Louv wanted to make sure the audience knew he is not against technology, but he is “pro balance.”
Education and the need for educators to provide students with more time outside in nature rather than replacing it with time in front of screens is a big deal to Louv.
“I think for every dollar spent on technology in education, another should be spent at least on real world – particularly nature,” Louv said.
Louv has created something he calls the ‘New Nature Movement,’ a social movement to promote the importance of nature in a child’s life and also a way to change the way technology is being placed into children’s lives in schools.
“[The] education system doesn’t invite us to meetings. It’s the technology industry at work. They have iPads and computers in schools. They don’t talk about going outside,” said Louv. “In more and more school districts, recess has either been cancelled or cut back radically, when we know from the research that going outside raises test scores.”
Louv also wanted the audience to know that there is no right way to grow up, and that everyone’s experience is going to be different.

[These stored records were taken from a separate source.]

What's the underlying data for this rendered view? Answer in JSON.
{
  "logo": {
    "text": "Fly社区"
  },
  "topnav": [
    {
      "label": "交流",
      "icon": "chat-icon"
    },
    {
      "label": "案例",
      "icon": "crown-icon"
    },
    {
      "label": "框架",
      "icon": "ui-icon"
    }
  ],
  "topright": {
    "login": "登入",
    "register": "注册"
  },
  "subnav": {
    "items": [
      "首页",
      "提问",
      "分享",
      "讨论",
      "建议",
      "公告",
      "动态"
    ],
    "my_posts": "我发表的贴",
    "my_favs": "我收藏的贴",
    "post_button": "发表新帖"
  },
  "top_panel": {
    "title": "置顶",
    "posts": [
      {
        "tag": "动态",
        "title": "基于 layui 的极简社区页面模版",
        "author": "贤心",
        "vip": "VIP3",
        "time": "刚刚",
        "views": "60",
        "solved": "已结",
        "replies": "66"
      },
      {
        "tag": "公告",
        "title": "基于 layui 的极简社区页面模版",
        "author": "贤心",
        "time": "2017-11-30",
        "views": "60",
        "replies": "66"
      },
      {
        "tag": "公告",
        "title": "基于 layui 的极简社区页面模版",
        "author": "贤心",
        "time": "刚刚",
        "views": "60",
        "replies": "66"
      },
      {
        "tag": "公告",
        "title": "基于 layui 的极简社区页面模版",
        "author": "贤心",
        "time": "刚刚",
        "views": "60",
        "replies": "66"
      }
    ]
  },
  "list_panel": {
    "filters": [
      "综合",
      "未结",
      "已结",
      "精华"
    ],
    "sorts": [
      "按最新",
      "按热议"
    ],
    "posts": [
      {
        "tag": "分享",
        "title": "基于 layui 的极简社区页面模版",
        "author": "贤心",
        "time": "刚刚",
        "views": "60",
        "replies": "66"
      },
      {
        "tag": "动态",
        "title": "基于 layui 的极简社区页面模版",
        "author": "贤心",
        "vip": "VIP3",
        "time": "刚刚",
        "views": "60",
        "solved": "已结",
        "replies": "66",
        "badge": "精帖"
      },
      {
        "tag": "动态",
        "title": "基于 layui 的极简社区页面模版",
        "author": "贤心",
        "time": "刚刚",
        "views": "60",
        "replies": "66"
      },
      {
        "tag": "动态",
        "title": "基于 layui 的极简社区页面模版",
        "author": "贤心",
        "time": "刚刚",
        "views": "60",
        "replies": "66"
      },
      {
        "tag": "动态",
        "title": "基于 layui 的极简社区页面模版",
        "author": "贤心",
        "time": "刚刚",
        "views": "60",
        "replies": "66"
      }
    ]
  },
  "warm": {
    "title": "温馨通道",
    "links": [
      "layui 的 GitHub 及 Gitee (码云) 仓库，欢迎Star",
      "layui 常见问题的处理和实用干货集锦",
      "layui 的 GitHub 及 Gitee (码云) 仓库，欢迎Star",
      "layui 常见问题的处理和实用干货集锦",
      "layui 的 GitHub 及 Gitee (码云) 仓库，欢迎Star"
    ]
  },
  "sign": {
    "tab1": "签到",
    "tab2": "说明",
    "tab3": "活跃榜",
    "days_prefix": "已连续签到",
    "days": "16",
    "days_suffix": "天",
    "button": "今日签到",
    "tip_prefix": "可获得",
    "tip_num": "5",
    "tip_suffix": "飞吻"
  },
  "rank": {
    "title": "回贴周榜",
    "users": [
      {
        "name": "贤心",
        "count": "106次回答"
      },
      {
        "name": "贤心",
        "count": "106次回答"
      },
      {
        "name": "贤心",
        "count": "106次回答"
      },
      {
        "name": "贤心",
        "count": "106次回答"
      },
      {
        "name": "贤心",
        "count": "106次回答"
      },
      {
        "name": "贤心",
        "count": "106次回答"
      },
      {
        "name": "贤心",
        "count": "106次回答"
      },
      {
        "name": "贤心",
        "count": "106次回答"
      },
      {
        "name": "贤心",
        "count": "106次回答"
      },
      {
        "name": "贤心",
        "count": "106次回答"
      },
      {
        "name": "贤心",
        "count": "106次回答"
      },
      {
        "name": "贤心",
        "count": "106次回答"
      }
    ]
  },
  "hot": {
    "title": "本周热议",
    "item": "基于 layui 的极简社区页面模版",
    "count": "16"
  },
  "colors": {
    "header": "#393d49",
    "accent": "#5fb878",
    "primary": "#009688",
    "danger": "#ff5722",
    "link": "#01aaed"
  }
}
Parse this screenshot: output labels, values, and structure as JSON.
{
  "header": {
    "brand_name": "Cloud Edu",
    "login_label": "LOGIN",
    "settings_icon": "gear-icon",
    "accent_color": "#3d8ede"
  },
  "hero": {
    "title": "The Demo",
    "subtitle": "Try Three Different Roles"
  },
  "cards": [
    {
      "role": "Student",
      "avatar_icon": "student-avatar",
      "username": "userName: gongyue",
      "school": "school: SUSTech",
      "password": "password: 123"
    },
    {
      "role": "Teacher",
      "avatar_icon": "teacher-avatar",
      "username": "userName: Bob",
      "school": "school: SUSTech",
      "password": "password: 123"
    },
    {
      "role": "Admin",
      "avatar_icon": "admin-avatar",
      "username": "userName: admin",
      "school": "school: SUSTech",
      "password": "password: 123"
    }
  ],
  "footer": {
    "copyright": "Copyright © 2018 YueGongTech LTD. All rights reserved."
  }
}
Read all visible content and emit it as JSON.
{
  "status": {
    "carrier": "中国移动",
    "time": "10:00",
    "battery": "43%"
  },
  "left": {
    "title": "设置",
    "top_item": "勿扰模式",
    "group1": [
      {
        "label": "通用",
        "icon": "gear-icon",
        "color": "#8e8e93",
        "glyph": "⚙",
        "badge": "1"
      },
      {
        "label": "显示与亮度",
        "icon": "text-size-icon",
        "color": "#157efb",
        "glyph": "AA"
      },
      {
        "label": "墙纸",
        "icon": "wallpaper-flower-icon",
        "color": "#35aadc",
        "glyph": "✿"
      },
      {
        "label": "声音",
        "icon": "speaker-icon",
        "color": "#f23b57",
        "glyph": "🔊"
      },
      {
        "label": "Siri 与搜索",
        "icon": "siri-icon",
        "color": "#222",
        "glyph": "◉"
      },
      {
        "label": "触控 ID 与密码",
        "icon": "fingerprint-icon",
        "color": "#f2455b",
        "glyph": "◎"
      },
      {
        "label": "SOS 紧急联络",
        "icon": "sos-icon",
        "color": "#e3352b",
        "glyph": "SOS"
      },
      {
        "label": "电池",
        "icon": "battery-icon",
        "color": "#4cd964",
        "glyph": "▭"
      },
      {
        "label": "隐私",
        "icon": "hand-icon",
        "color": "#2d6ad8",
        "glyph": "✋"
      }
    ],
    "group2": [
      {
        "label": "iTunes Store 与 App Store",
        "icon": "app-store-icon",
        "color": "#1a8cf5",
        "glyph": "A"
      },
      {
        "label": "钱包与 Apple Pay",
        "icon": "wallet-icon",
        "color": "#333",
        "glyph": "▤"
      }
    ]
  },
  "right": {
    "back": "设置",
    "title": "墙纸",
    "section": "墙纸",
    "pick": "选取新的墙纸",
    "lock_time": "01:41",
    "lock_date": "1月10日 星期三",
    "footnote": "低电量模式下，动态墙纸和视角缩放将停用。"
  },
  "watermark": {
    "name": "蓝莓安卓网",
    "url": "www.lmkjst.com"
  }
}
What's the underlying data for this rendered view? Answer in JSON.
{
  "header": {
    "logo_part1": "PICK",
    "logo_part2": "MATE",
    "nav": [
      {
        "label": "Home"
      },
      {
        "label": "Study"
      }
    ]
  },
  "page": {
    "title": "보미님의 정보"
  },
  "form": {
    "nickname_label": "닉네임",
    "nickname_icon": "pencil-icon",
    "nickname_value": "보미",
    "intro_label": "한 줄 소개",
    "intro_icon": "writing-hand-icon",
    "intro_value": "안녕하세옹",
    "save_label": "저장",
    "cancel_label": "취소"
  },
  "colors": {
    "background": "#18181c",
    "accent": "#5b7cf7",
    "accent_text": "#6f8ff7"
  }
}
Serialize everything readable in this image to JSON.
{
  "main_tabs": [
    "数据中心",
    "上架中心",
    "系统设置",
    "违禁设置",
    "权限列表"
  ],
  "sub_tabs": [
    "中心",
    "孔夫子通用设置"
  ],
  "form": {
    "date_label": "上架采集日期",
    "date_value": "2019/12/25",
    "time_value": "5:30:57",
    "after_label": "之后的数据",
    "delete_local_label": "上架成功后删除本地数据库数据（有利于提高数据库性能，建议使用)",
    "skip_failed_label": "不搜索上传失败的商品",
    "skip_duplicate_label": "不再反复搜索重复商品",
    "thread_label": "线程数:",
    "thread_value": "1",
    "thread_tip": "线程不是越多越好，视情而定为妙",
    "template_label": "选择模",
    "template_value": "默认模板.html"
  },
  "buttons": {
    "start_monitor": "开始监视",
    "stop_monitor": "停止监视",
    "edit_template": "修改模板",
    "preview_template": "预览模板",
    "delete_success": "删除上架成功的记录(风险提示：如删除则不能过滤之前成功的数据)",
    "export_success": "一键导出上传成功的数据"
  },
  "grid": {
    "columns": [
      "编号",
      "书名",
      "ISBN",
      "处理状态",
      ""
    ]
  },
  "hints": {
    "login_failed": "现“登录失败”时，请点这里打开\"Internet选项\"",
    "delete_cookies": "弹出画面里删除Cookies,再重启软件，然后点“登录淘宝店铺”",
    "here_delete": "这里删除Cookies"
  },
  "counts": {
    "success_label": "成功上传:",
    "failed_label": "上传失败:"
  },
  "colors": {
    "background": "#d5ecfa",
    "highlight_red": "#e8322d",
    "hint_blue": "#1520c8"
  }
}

“I came to nature through the woods,” said Louv. “I grew up in Kansas City on the suburban edge. I could walk out my backdoor, through the yard, to the edge into the cornfield behind our house and on into the woods that seemed to go on forever. Those woods entered my heart, and even though the bulldozers finally came, those woods are still in my heart and I go to those woods sometimes, and I find something bigger there than the problems I see on CNN.”